Two years later, with two weeks to Election Day, and in a dead heat with a still-unknown challenger, Whitmer admits that she holds no magic wand.

Michigan locked down longer than other Midwestern states, with a greater impact on businesses, and it still had higher deaths per capita. By no measure was its COVID response a success.

Earlier this month, Whitmer vetoed eight bills that would have limited the emergency powers of the governor’s office.

The governor should ask to see those bills again and take a favorable look at the remaining 22 similar bills. Michigan still has 30 emergency powers laws on the books.

Now that we’ve dispensed with the fiction that emergency powers can ward off global problems, there is no need for their extended and repeated use. Not by the governor’s office, and not by executive branch agencies. Emergency powers don’t solve problems, they only give the government power to create more.

On the bright lights of the debate stage, Whitmer defined down the powers of the governor.

If Whitmer can’t fix global inflation, she can’t fight a global virus. And she never could.

Saying so is the first step. Swearing off emergency powers is the next step.

And what better way to manage public expectations? The next time a fearful scenario comes, and hashtags full of Twitter users are begging to feel the government’s mighty hand, the governor can admit reality: I’m only human, after all.

James David Dickson is managing editor of Michigan Capitol Confidential. Email him at

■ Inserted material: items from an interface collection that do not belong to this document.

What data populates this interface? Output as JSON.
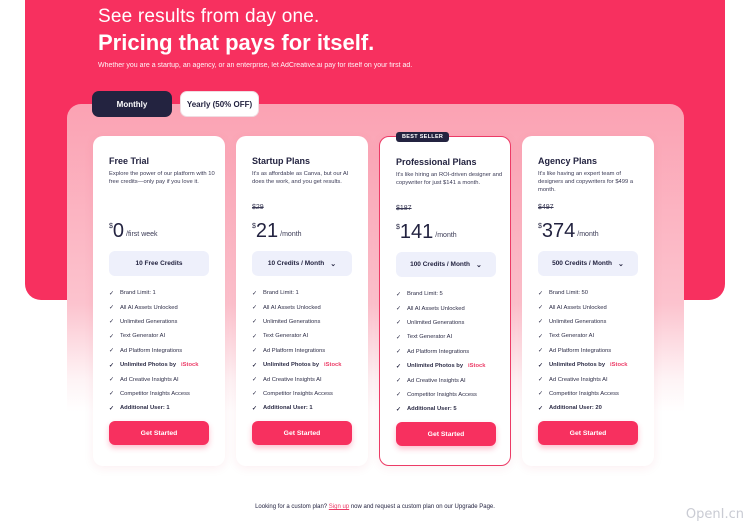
{
  "hero": {
    "eyebrow": "See results from day one.",
    "headline": "Pricing that pays for itself.",
    "subtitle": "Whether you are a startup, an agency, or an enterprise, let AdCreative.ai pay for itself on your first ad."
  },
  "billing_toggle": {
    "monthly_label": "Monthly",
    "yearly_label": "Yearly (50% OFF)",
    "selected": "Monthly"
  },
  "colors": {
    "brand": "#f7305f",
    "dark": "#232340",
    "accent_text": "#ec3b66"
  },
  "plans": [
    {
      "name": "Free Trial",
      "description": "Explore the power of our platform with 10 free credits—only pay if you love it.",
      "old_price": "",
      "currency": "$",
      "amount": "0",
      "period": "/first week",
      "credits": "10 Free Credits",
      "features": [
        "Brand Limit: 1",
        "All AI Assets Unlocked",
        "Unlimited Generations",
        "Text Generator AI",
        "Ad Platform Integrations",
        "Unlimited Photos by",
        "Ad Creative Insights AI",
        "Competitor Insights Access",
        "Additional User: 1"
      ],
      "cta": "Get Started"
    },
    {
      "name": "Startup Plans",
      "description": "It's as affordable as Canva, but our AI does the work, and you get results.",
      "old_price": "$29",
      "currency": "$",
      "amount": "21",
      "period": "/month",
      "credits": "10 Credits / Month",
      "features": [
        "Brand Limit: 1",
        "All AI Assets Unlocked",
        "Unlimited Generations",
        "Text Generator AI",
        "Ad Platform Integrations",
        "Unlimited Photos by",
        "Ad Creative Insights AI",
        "Competitor Insights Access",
        "Additional User: 1"
      ],
      "cta": "Get Started"
    },
    {
      "name": "Professional Plans",
      "badge": "BEST SELLER",
      "description": "It's like hiring an ROI-driven designer and copywriter for just $141 a month.",
      "old_price": "$187",
      "currency": "$",
      "amount": "141",
      "period": "/month",
      "credits": "100 Credits / Month",
      "features": [
        "Brand Limit: 5",
        "All AI Assets Unlocked",
        "Unlimited Generations",
        "Text Generator AI",
        "Ad Platform Integrations",
        "Unlimited Photos by",
        "Ad Creative Insights AI",
        "Competitor Insights Access",
        "Additional User: 5"
      ],
      "cta": "Get Started"
    },
    {
      "name": "Agency Plans",
      "description": "It's like having an expert team of designers and copywriters for $499 a month.",
      "old_price": "$497",
      "currency": "$",
      "amount": "374",
      "period": "/month",
      "credits": "500 Credits / Month",
      "features": [
        "Brand Limit: 50",
        "All AI Assets Unlocked",
        "Unlimited Generations",
        "Text Generator AI",
        "Ad Platform Integrations",
        "Unlimited Photos by",
        "Ad Creative Insights AI",
        "Competitor Insights Access",
        "Additional User: 20"
      ],
      "cta": "Get Started"
    }
  ],
  "istock_label": "iStock",
  "check_glyph": "✓",
  "chevron_glyph": "⌄",
  "footer": {
    "prefix": "Looking for a custom plan?",
    "link": "Sign up",
    "suffix": "now and request a custom plan on our Upgrade Page."
  },
  "watermark": "OpenI.cn"
}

Michigan Capitol Confidential is the news source produced by the Mackinac Center for Public Policy. Michigan Capitol Confidential reports with a free-market news perspective.